Tests on shoppers’ bags revealed half contained traces of E.coli, a lethal toxin which killed 26 people in Scotland in 1996 in one of the worlds worst food poisoning outbreaks.
Scientists also found many were contaminated with salmonella.
Reusable plastic shopping bags have become increasingly popular in Britain thanks to supermarkets and other retailers giving out millions of free ones to shoppers in the last three years.
It is estimated that there are "hundreds of millions" of bags for life in use in Britain, according to sources within Wrap, the Government's anti-waste watchdog. Because the vast majority of people do not wash their bags after each shopping trip, they could be putting themselves at risk.
The tests were undertaken by the University of Arizona, whose researchers stopped a total of 84 shoppers to check the state of their bags.

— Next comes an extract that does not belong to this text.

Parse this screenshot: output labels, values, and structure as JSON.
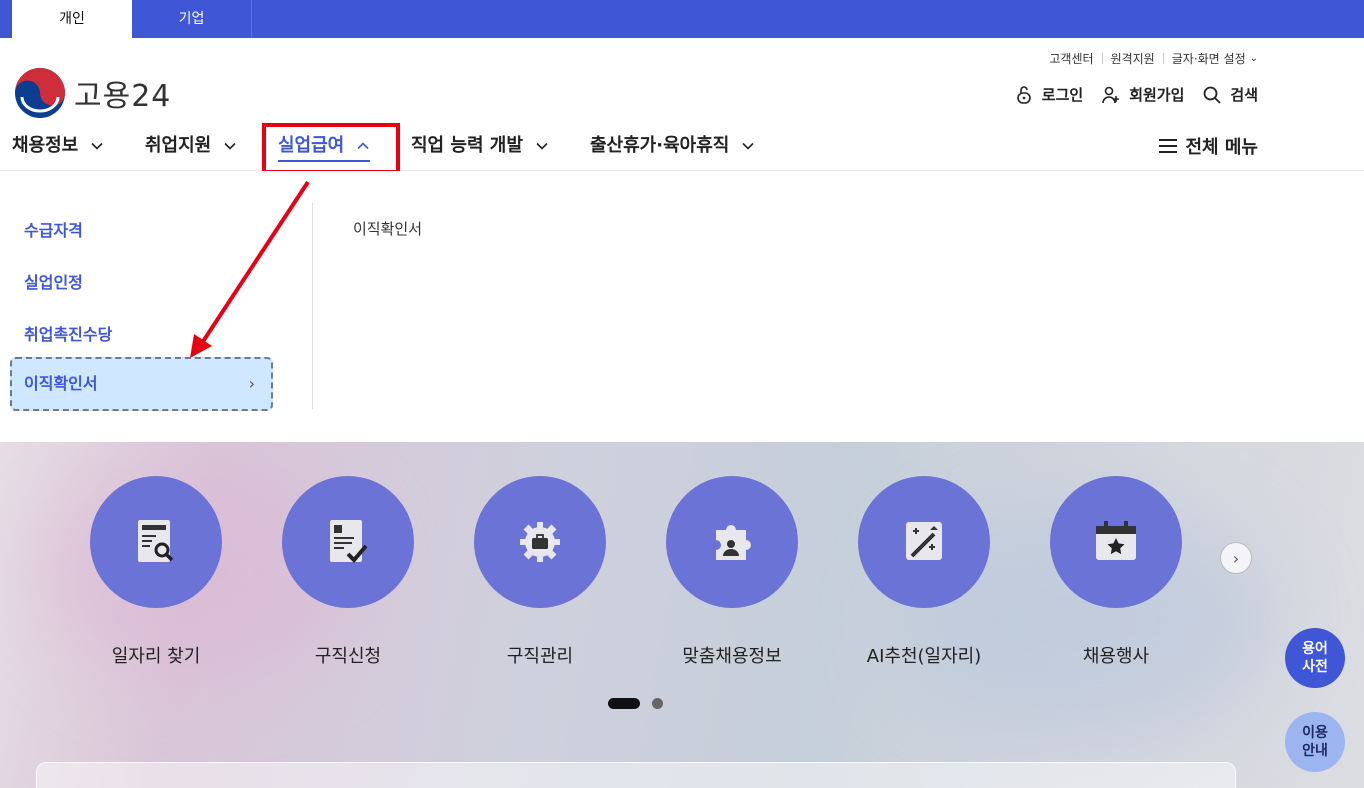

The researchers warned the levels of bacteria they found were high enough to cause a wide range of serious health problems and even death.

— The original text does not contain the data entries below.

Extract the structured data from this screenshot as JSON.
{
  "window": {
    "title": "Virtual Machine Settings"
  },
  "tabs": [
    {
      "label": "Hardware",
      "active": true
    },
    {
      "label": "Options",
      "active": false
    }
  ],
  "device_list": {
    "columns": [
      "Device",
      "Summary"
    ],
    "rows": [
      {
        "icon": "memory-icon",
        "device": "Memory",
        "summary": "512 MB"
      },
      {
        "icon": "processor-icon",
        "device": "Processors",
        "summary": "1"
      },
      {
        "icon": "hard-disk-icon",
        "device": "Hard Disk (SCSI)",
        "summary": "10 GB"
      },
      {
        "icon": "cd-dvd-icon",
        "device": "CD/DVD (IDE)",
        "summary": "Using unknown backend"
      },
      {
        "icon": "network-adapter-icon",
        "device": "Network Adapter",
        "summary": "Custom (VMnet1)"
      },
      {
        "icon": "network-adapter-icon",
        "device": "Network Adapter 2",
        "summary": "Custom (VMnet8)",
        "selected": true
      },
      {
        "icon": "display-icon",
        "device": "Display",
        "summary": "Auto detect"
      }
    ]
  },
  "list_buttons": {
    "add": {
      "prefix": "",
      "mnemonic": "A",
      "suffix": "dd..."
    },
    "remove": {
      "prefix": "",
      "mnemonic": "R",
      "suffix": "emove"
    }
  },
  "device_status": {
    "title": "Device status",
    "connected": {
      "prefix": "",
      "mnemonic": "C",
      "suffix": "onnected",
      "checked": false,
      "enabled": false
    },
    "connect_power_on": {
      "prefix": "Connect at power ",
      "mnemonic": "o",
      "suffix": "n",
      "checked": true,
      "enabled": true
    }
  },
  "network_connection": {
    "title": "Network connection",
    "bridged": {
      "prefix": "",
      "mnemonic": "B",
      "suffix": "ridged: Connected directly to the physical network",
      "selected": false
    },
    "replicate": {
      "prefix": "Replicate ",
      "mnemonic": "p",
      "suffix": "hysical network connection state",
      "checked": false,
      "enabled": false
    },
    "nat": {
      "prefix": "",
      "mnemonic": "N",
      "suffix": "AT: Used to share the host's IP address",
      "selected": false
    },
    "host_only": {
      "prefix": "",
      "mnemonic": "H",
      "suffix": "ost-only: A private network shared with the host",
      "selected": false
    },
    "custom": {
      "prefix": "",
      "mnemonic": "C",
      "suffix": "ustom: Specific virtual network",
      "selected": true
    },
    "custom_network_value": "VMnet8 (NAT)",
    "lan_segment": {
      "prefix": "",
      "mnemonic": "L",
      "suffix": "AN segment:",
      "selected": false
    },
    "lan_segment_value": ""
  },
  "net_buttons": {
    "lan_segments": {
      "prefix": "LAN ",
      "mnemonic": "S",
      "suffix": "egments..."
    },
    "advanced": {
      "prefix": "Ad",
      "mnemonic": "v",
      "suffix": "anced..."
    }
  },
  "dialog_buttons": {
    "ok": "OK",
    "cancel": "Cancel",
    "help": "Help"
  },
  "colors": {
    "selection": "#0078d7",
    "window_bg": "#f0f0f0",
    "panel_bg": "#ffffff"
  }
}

Children may be in the greatest danger, they added, as they are particularly vulnerable to the effects of organisms such as E.coli.

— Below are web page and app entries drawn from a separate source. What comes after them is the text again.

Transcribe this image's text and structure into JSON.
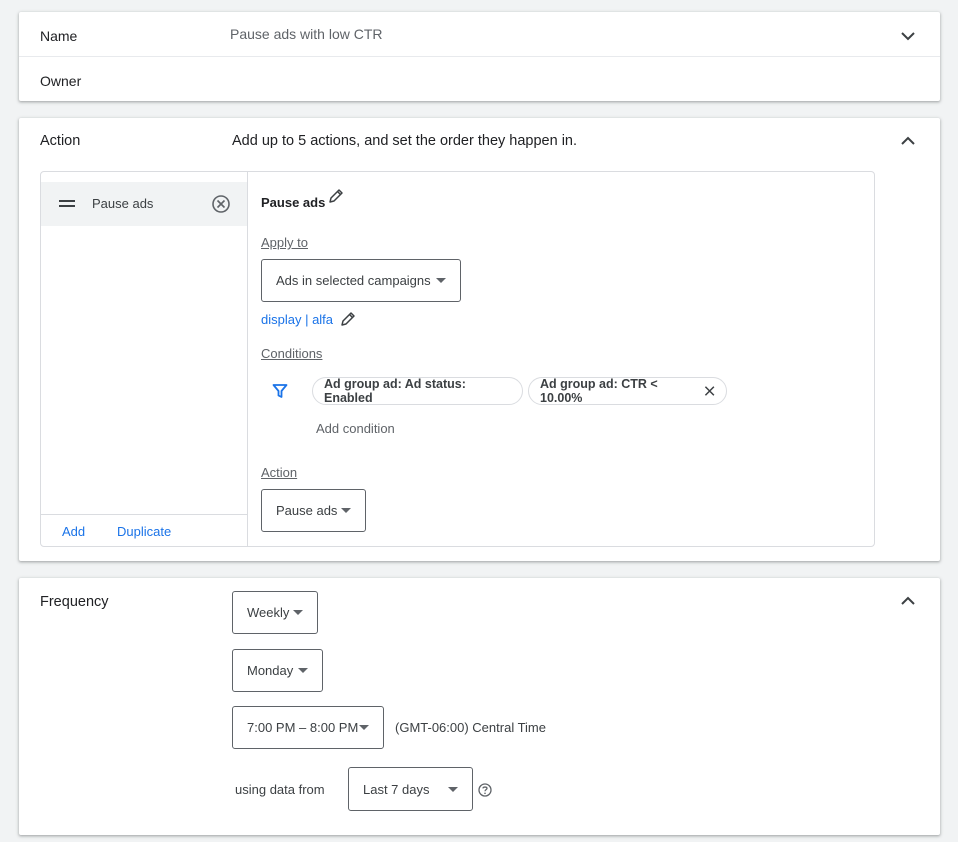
{
  "name_section": {
    "name_label": "Name",
    "name_value": "Pause ads with low CTR",
    "owner_label": "Owner"
  },
  "action_section": {
    "label": "Action",
    "description": "Add up to 5 actions, and set the order they happen in.",
    "list": {
      "items": [
        {
          "label": "Pause ads"
        }
      ],
      "add_label": "Add",
      "duplicate_label": "Duplicate"
    },
    "detail": {
      "title": "Pause ads",
      "apply_to_label": "Apply to",
      "apply_to_value": "Ads in selected campaigns",
      "campaigns_link": "display | alfa",
      "conditions_label": "Conditions",
      "conditions": [
        {
          "text": "Ad group ad: Ad status: Enabled",
          "removable": false
        },
        {
          "text": "Ad group ad: CTR < 10.00%",
          "removable": true
        }
      ],
      "add_condition_label": "Add condition",
      "action_label": "Action",
      "action_value": "Pause ads"
    }
  },
  "frequency_section": {
    "label": "Frequency",
    "frequency_value": "Weekly",
    "day_value": "Monday",
    "time_value": "7:00 PM – 8:00 PM",
    "timezone": "(GMT-06:00) Central Time",
    "using_data_label": "using data from",
    "data_range_value": "Last 7 days"
  },
  "colors": {
    "accent": "#1a73e8",
    "background": "#f1f3f4",
    "selected_item": "#f1f3f4"
  }
}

Many of the bags for life are made from jute or woven polypropylene, helping to reduce the amount of so-called "virgin plastic" used in carrier bags by 40 per cent in just the last three years.
But while they are better for the environment, the new research suggests they could be harmful to health if not cleaned regularly.
Professor Charles Gerba, who led the study said: “Our findings suggest a serious threat to public health, especially from bacteria such as E.coli, which were detected in half of the bags sampled.
“Consumers are alarmingly unaware of these risks and the critical need to sanitise their bags on a weekly basis.”
A poll revealed 97 per cent of shoppers who used eco-friendly bags never washed or bleached them.
E. coli is a species of bacterium found in the intestines of animals and humans. It is passed on through faeces and can survive in the environment.
It is usually transferred to humans by ingesting contaminated water, or contaminated food, such as meat, which has not been cooked properly.
A particularly nasty strain, known as E. coli 0157, can be lethal for children and older people and fewer than 100 of the tiny organisms can cause illness.
Most cases of E. coli in Britain are caused by children coming into contact with animal faeces. Cases are on the increase according to the Health Protection Agency, which said that there were 25,532 reported cases in 2009, a 7 per cent increase compared with 2008.
Ten children last year were admitted to hospital after an outbreak at a petting farm in Surrey.
A spokesman for Wrap said: “Recently there have been concerns in the press that there are health risks from reusing shopping bags in relation to poor hygiene. WRAP recommends that only clean bags in a good state of repair are used and that bags contaminated with food should be cleaned before reusing. Bags that are in poor state of repair should be recycled at carrier bag recycling points.”